Here's what the Bubble Pullover from Knitting Nature looked like this past Thursday:
and here's what it looks like right now:
Am quite pleased with how it's turning out. Yesterday I got these exquisite ebony needles in 4.0 mm to knit the sleeves and cowl neck and the bottom rib and I think I'll cast on for the sleeves tomorrow.
These pics are taken, as usually, with my cell phone camera. Sorry for the poor quality (which I still think is pretty good for a cell phone!). The colors in the last two photos is crappy b/c the pics are taken inside - but the color in the first picture is very true, at least on my monitor.
Wednesday, November 14, 2007
This has been on my needles for half a year now, and I finally cast off the last stitch last night. Tonight was spent seaming and fastening buttons. Let me share the joy with you.
First, what the jacket looked like this evening when I got back from work. No buttons, no sleeve seams.
Then I set about seaming up the sleeves and fastening the buttons, all the while watching a show on PBS on a beauty pageant on the Navajo reservation. Apparently Miss Navajo has to not only look good in tiara (they didn't say anything about a bikini...), she also has to be able to converse in Navajo, make traditional Navajo bread and, most important of all, she has to be good at slaughtering sheep. I wonder if they plan to introduce any of those in the Miss Iceland pageant. Could be interesting. "So, how are your Icelandic conversation skills, young lady? And while you're telling us, geturðu nokkuð reddað mér smá heimaslátruðu??"
But, I digress. After all the sewing and fastening I was left with this stunner (pardon me for being pleased with myself, it is such a rare feeling for a grad student...):
This is by far the most involved knitting project that I've ever done. Not that I realized that when I started, it actually seemed pretty simple at the time. Now however I know where all those four difficulty bars on the pattern come from: Front placets and collar. OMG. It took me four tries for EACH of the front placets before I got anything resembling the correct combination of # of stitches and gauge, and the buttonholes (EZ's one-row buttonholes from Knitter's Almanac) were a real puzzle and took me forever to figure out. The collar suffered from problems of in- and decreasing - not that hard unless you get all the arithmetic screwed up in your head and at the same time forget how to count. Which I did.
But, in the end it all came together just beautifully. I'm very happy with the finished product (although I kinda wish I hadn't chosen the red apples... green ones would have been better...) and I can't wait to see the little man wearing it. Yes, the recipient's born and he's almost a week old by now :)
For the detail-oriented among you: This is pattern nr. 1, called Hermine if I recall right, from Dale pattern book nr. 124. I used the yarn the pattern calls for, which is Dalegarn Babyull. It's a superwash wool which I knit using 2.0 and 2.5 mm needles.
Posted by Herdis at 12:37 AM

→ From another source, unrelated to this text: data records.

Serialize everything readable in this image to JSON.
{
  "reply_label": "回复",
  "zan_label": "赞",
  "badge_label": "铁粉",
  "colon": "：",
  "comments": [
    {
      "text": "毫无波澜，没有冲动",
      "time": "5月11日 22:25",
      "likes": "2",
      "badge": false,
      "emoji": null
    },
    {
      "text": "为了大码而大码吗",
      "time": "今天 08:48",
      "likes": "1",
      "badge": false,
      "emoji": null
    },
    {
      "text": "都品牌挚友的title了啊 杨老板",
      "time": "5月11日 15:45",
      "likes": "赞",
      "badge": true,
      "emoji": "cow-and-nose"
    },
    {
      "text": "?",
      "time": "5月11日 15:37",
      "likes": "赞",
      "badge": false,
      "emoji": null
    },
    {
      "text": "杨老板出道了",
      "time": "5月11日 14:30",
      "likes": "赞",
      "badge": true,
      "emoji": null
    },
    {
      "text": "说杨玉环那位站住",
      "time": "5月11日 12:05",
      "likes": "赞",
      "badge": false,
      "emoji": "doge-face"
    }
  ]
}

Tuesday, November 13, 2007
Aren't these colors yummy?? My cell phone camera is pretty good with colors, although the focus could be better... but until I have money to buy a new digital camera the cell phone photos will have to do :)
Knitting this entrelac bag in Noro Kureyon is... I have to use the word... AWESOME. The pattern is so easy to follow, and in this self-striping yarn there's constant excitement to see what color comes out of the skein next and how it'll blend in with the surrounding colors. When I have a better camera I'll take a picture of the two sides of the bag - they're very different color-wise, because of this effect of the self-striping yarn. This will definitely not be my last project in entrelac and not in Noro Kureyon either.
Posted by Herdis at 2:20 AM